*** Opening Task material ***

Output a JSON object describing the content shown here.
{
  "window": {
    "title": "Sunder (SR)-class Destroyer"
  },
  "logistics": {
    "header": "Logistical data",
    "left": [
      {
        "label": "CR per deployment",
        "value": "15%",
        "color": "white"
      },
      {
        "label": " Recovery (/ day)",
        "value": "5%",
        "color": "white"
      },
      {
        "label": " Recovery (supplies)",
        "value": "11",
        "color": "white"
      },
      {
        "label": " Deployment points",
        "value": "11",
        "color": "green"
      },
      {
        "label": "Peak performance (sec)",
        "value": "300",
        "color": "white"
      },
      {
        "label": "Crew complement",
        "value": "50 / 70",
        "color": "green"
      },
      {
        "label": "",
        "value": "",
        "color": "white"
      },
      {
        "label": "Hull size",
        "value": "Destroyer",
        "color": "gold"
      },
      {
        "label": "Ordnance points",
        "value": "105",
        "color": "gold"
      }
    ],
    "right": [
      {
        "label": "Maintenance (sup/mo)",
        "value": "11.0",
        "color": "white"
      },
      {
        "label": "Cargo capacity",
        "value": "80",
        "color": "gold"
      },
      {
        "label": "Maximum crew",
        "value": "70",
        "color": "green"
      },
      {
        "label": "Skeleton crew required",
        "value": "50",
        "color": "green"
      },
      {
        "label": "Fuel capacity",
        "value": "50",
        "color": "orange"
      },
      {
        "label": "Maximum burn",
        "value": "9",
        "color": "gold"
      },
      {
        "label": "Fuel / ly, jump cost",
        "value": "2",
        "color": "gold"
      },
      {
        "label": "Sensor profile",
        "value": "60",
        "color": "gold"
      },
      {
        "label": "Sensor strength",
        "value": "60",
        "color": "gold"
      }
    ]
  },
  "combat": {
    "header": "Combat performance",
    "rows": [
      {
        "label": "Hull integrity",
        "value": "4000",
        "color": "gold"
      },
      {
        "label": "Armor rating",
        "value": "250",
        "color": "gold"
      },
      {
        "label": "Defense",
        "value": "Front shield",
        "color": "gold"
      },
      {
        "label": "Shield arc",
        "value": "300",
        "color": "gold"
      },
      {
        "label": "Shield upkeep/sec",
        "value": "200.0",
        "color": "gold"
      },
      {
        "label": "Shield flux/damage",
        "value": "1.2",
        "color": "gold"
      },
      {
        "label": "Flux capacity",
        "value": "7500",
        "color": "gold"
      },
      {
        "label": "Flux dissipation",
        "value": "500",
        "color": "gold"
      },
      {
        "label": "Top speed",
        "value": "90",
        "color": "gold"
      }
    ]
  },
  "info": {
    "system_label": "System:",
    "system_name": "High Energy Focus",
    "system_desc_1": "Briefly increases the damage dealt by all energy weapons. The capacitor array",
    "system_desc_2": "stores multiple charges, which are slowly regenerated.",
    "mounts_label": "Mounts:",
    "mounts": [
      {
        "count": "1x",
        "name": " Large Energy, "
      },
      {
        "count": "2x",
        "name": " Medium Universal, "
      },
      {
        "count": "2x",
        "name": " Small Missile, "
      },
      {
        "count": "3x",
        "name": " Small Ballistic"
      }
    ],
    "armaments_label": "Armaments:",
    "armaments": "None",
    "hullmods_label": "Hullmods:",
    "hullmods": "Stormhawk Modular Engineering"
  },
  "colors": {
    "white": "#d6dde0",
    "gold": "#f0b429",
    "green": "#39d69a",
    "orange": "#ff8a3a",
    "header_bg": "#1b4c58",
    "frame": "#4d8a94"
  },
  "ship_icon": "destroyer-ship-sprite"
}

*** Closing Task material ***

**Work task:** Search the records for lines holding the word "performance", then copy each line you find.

**Solution for this problem:**
        "label": "Peak performance (sec)",
    "header": "Combat performance",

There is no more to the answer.